▶ Data for this task
---
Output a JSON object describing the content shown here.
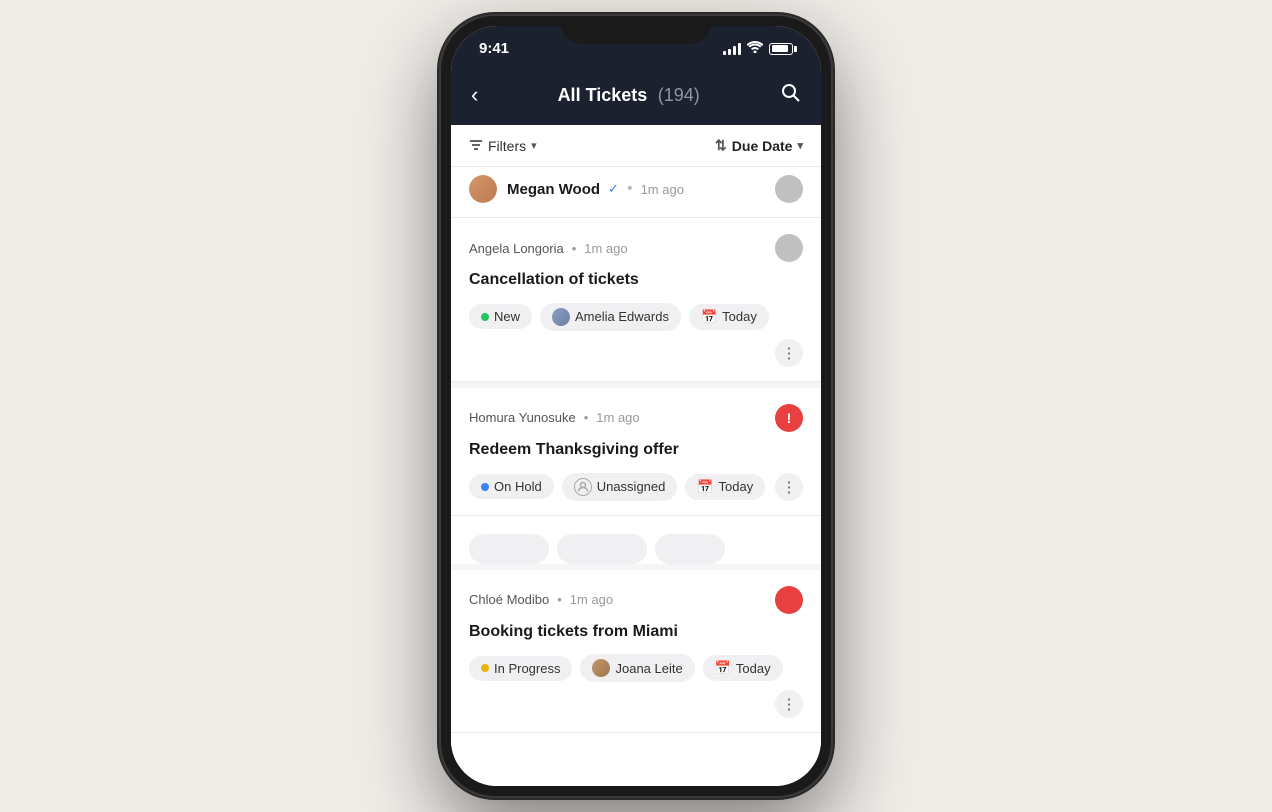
{
  "phone": {
    "time": "9:41",
    "notch": true
  },
  "nav": {
    "title": "All Tickets",
    "count": "(194)",
    "back_label": "‹",
    "search_label": "⌕"
  },
  "filters": {
    "filter_label": "Filters",
    "sort_label": "Due Date",
    "sort_icon": "↕"
  },
  "tickets": [
    {
      "id": "ticket-top-partial",
      "author": "Megan Wood",
      "verified": true,
      "time": "1m ago",
      "status_type": "gray"
    },
    {
      "id": "ticket-1",
      "author": "Angela Longoria",
      "time": "1m ago",
      "title": "Cancellation of tickets",
      "status_type": "gray",
      "tags": [
        {
          "type": "status",
          "dot_color": "green",
          "label": "New"
        },
        {
          "type": "user",
          "label": "Amelia Edwards"
        },
        {
          "type": "date",
          "label": "Today"
        }
      ],
      "more": true
    },
    {
      "id": "ticket-2",
      "author": "Homura Yunosuke",
      "time": "1m ago",
      "title": "Redeem Thanksgiving offer",
      "status_type": "alert",
      "tags": [
        {
          "type": "status",
          "dot_color": "blue",
          "label": "On Hold"
        },
        {
          "type": "unassigned",
          "label": "Unassigned"
        },
        {
          "type": "date",
          "label": "Today"
        }
      ],
      "more": true
    },
    {
      "id": "ticket-3",
      "author": "Chloé Modibo",
      "time": "1m ago",
      "title": "Booking tickets from Miami",
      "status_type": "red",
      "tags": [
        {
          "type": "status",
          "dot_color": "yellow",
          "label": "In Progress"
        },
        {
          "type": "user",
          "label": "Joana Leite"
        },
        {
          "type": "date",
          "label": "Today"
        }
      ],
      "more": true
    }
  ],
  "colors": {
    "nav_bg": "#1c2130",
    "accent_blue": "#3b82f6",
    "green": "#22c55e",
    "yellow": "#eab308",
    "red": "#e84040"
  }
}
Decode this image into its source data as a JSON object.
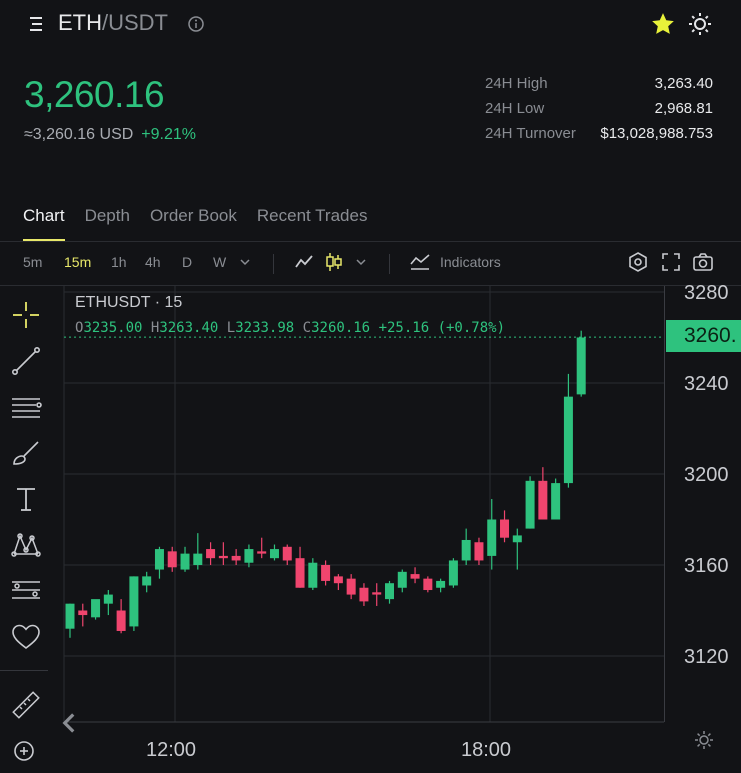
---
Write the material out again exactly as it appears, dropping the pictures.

Output a JSON object describing the content shown here.
{
  "phone": {
    "time": "9:41",
    "notch": true
  },
  "nav": {
    "title": "All Tickets",
    "count": "(194)",
    "back_label": "‹",
    "search_label": "⌕"
  },
  "filters": {
    "filter_label": "Filters",
    "sort_label": "Due Date",
    "sort_icon": "↕"
  },
  "tickets": [
    {
      "id": "ticket-top-partial",
      "author": "Megan Wood",
      "verified": true,
      "time": "1m ago",
      "status_type": "gray"
    },
    {
      "id": "ticket-1",
      "author": "Angela Longoria",
      "time": "1m ago",
      "title": "Cancellation of tickets",
      "status_type": "gray",
      "tags": [
        {
          "type": "status",
          "dot_color": "green",
          "label": "New"
        },
        {
          "type": "user",
          "label": "Amelia Edwards"
        },
        {
          "type": "date",
          "label": "Today"
        }
      ],
      "more": true
    },
    {
      "id": "ticket-2",
      "author": "Homura Yunosuke",
      "time": "1m ago",
      "title": "Redeem Thanksgiving offer",
      "status_type": "alert",
      "tags": [
        {
          "type": "status",
          "dot_color": "blue",
          "label": "On Hold"
        },
        {
          "type": "unassigned",
          "label": "Unassigned"
        },
        {
          "type": "date",
          "label": "Today"
        }
      ],
      "more": true
    },
    {
      "id": "ticket-3",
      "author": "Chloé Modibo",
      "time": "1m ago",
      "title": "Booking tickets from Miami",
      "status_type": "red",
      "tags": [
        {
          "type": "status",
          "dot_color": "yellow",
          "label": "In Progress"
        },
        {
          "type": "user",
          "label": "Joana Leite"
        },
        {
          "type": "date",
          "label": "Today"
        }
      ],
      "more": true
    }
  ],
  "colors": {
    "nav_bg": "#1c2130",
    "accent_blue": "#3b82f6",
    "green": "#22c55e",
    "yellow": "#eab308",
    "red": "#e84040"
  }
}
Decode this image into its source data as a JSON object.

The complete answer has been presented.